● **Task prompt**
What lines of the data below hold the string "место"? Copy each one.

● **Data for this task**
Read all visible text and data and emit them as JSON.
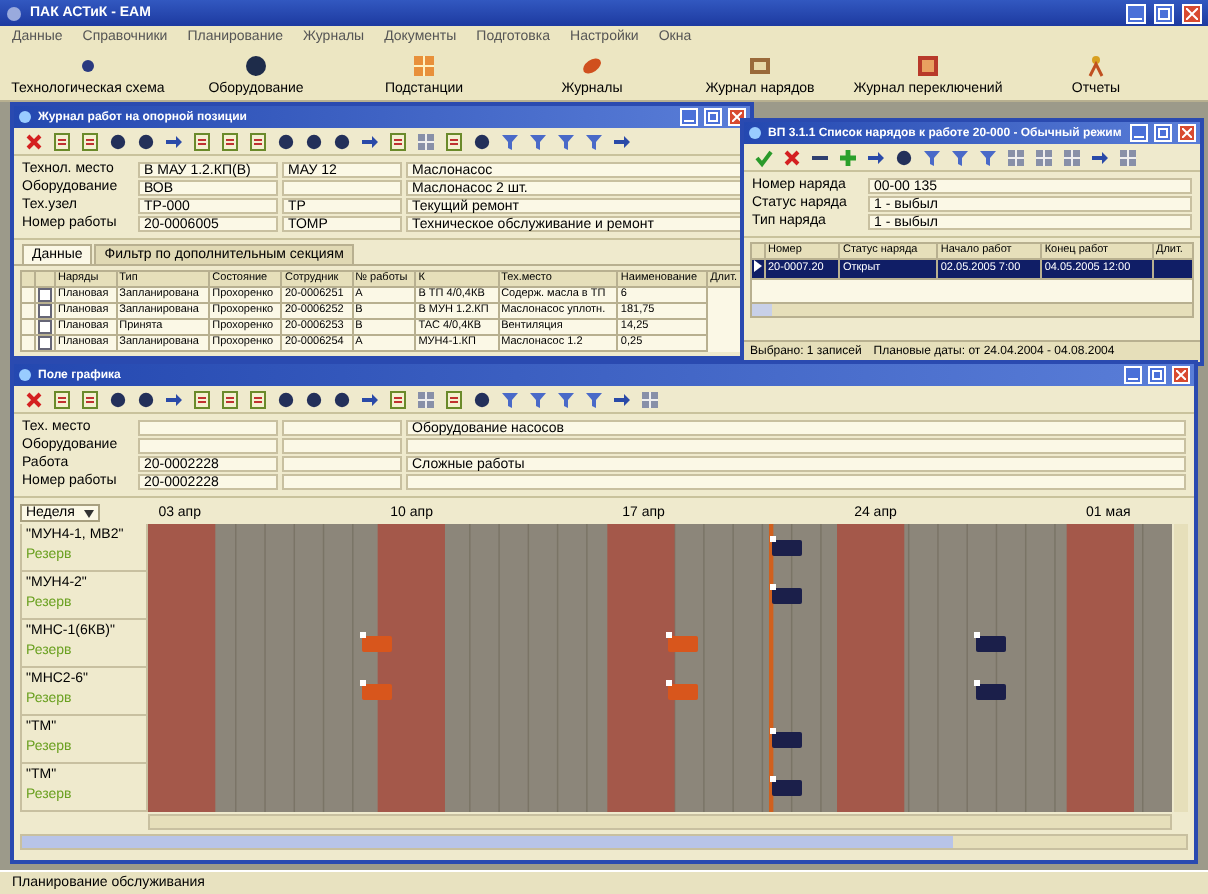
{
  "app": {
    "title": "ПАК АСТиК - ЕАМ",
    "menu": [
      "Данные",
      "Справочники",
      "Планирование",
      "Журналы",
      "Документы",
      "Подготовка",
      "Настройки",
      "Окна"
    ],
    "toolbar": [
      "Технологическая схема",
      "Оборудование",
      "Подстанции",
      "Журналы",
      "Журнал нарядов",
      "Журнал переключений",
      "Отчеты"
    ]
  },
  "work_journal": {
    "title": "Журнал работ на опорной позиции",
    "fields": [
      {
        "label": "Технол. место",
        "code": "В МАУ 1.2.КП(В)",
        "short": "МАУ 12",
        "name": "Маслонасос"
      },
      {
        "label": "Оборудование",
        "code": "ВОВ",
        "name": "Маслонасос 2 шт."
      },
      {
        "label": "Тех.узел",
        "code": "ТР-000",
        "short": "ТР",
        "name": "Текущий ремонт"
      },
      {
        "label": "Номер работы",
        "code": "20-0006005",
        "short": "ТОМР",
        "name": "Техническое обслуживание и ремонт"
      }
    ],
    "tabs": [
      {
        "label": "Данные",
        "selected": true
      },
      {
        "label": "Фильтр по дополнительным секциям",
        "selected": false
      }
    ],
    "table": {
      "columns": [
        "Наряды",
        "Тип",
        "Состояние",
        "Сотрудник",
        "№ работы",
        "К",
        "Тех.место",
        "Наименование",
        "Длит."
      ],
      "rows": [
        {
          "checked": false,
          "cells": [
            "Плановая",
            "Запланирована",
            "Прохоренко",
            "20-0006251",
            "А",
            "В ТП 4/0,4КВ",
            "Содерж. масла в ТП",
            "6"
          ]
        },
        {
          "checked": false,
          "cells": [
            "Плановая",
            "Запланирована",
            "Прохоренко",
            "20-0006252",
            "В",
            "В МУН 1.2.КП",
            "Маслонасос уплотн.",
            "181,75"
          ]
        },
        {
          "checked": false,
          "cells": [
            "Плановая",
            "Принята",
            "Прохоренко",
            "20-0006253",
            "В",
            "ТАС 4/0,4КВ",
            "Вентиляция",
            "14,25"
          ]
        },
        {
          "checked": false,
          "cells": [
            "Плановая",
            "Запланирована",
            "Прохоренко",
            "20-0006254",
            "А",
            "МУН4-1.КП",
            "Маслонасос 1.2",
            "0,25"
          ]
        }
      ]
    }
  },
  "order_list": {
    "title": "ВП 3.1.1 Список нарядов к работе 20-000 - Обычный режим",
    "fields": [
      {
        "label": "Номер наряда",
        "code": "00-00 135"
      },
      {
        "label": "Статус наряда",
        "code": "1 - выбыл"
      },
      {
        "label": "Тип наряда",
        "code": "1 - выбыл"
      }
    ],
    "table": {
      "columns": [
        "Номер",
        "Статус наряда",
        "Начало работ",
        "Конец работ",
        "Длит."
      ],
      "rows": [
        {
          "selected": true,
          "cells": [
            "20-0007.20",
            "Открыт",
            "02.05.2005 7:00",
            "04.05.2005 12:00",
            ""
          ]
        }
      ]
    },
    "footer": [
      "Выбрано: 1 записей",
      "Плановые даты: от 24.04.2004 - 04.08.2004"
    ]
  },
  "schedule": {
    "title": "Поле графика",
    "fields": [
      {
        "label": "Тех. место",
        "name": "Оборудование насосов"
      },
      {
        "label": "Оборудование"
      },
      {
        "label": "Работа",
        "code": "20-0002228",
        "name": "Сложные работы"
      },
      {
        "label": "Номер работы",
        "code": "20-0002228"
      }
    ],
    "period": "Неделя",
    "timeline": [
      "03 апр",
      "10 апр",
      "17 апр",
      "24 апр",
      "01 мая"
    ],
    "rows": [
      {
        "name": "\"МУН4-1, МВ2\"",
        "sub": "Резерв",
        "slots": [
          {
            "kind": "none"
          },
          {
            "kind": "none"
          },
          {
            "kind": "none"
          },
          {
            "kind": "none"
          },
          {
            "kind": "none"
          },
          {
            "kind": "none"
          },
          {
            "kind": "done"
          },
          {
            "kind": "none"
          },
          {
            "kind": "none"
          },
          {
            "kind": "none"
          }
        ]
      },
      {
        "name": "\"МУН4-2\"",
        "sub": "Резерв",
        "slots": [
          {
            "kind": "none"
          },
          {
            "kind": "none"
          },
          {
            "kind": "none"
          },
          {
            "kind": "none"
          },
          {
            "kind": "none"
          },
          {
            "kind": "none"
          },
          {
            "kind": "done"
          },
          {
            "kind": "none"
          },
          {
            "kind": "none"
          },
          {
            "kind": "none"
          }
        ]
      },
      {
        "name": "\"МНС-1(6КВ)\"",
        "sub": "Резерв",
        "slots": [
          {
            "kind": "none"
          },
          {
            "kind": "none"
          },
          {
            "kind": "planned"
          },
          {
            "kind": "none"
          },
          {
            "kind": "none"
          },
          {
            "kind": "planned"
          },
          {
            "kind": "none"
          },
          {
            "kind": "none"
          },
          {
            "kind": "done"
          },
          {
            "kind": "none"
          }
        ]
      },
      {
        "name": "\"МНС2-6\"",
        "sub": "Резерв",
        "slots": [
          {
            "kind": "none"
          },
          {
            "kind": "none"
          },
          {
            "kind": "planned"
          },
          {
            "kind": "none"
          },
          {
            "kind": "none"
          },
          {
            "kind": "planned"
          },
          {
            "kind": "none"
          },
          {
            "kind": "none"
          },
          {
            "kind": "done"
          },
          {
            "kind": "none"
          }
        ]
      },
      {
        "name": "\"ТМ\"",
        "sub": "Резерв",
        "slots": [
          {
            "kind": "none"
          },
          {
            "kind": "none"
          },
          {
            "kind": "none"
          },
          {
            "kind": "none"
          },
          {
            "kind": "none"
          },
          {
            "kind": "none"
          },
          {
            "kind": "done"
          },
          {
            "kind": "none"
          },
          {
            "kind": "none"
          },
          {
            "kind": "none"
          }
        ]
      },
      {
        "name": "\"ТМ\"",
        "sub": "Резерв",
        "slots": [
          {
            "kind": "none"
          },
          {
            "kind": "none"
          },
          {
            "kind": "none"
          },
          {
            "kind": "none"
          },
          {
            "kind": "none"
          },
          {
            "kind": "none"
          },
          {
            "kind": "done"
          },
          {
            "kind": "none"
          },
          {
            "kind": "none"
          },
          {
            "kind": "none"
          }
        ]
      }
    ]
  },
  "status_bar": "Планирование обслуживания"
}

● **Written solution**
        "label": "Технол. место",
        "Тех.место",
        "label": "Тех. место",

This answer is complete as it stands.